## Record extracts

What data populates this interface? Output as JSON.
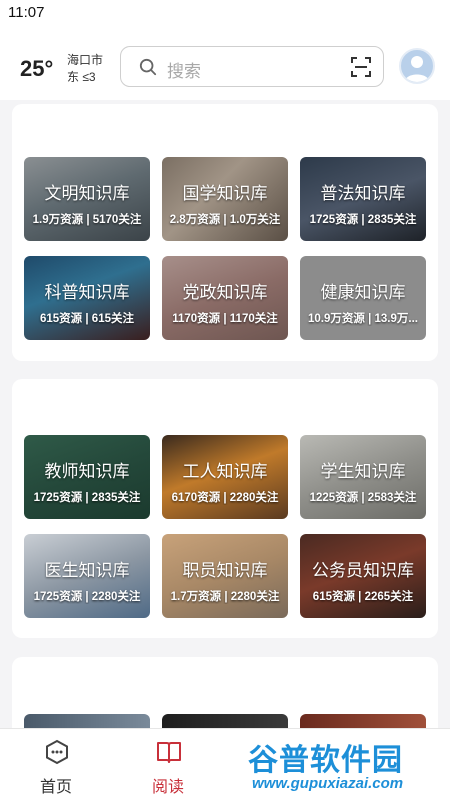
{
  "status_bar": {
    "time": "11:07"
  },
  "header": {
    "temperature": "25°",
    "city": "海口市",
    "wind": "东 ≤3",
    "search_placeholder": "搜索"
  },
  "sections": [
    {
      "tiles": [
        {
          "title": "文明知识库",
          "stats": "1.9万资源 | 5170关注"
        },
        {
          "title": "国学知识库",
          "stats": "2.8万资源 | 1.0万关注"
        },
        {
          "title": "普法知识库",
          "stats": "1725资源 | 2835关注"
        },
        {
          "title": "科普知识库",
          "stats": "615资源 | 615关注"
        },
        {
          "title": "党政知识库",
          "stats": "1170资源 | 1170关注"
        },
        {
          "title": "健康知识库",
          "stats": "10.9万资源 | 13.9万..."
        }
      ]
    },
    {
      "tiles": [
        {
          "title": "教师知识库",
          "stats": "1725资源 | 2835关注"
        },
        {
          "title": "工人知识库",
          "stats": "6170资源 | 2280关注"
        },
        {
          "title": "学生知识库",
          "stats": "1225资源 | 2583关注"
        },
        {
          "title": "医生知识库",
          "stats": "1725资源 | 2280关注"
        },
        {
          "title": "职员知识库",
          "stats": "1.7万资源 | 2280关注"
        },
        {
          "title": "公务员知识库",
          "stats": "615资源 | 2265关注"
        }
      ]
    }
  ],
  "tab_bar": {
    "tabs": [
      {
        "label": "首页",
        "icon": "home-hexagon-icon",
        "active": false
      },
      {
        "label": "阅读",
        "icon": "book-icon",
        "active": true
      },
      {
        "label": "",
        "icon": "partially-hidden-icon",
        "active": false
      },
      {
        "label": "",
        "icon": "partially-hidden-icon",
        "active": false
      }
    ]
  },
  "watermark": {
    "brand": "谷普软件园",
    "url": "www.gupuxiazai.com"
  },
  "colors": {
    "accent": "#c8303a",
    "watermark": "#1d8fd8"
  }
}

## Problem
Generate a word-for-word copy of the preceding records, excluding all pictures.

## Problem solution
What data populates this interface? Output as JSON.
{
  "status_bar": {
    "time": "11:07"
  },
  "header": {
    "temperature": "25°",
    "city": "海口市",
    "wind": "东 ≤3",
    "search_placeholder": "搜索"
  },
  "sections": [
    {
      "tiles": [
        {
          "title": "文明知识库",
          "stats": "1.9万资源 | 5170关注"
        },
        {
          "title": "国学知识库",
          "stats": "2.8万资源 | 1.0万关注"
        },
        {
          "title": "普法知识库",
          "stats": "1725资源 | 2835关注"
        },
        {
          "title": "科普知识库",
          "stats": "615资源 | 615关注"
        },
        {
          "title": "党政知识库",
          "stats": "1170资源 | 1170关注"
        },
        {
          "title": "健康知识库",
          "stats": "10.9万资源 | 13.9万..."
        }
      ]
    },
    {
      "tiles": [
        {
          "title": "教师知识库",
          "stats": "1725资源 | 2835关注"
        },
        {
          "title": "工人知识库",
          "stats": "6170资源 | 2280关注"
        },
        {
          "title": "学生知识库",
          "stats": "1225资源 | 2583关注"
        },
        {
          "title": "医生知识库",
          "stats": "1725资源 | 2280关注"
        },
        {
          "title": "职员知识库",
          "stats": "1.7万资源 | 2280关注"
        },
        {
          "title": "公务员知识库",
          "stats": "615资源 | 2265关注"
        }
      ]
    }
  ],
  "tab_bar": {
    "tabs": [
      {
        "label": "首页",
        "icon": "home-hexagon-icon",
        "active": false
      },
      {
        "label": "阅读",
        "icon": "book-icon",
        "active": true
      },
      {
        "label": "",
        "icon": "partially-hidden-icon",
        "active": false
      },
      {
        "label": "",
        "icon": "partially-hidden-icon",
        "active": false
      }
    ]
  },
  "watermark": {
    "brand": "谷普软件园",
    "url": "www.gupuxiazai.com"
  },
  "colors": {
    "accent": "#c8303a",
    "watermark": "#1d8fd8"
  }
}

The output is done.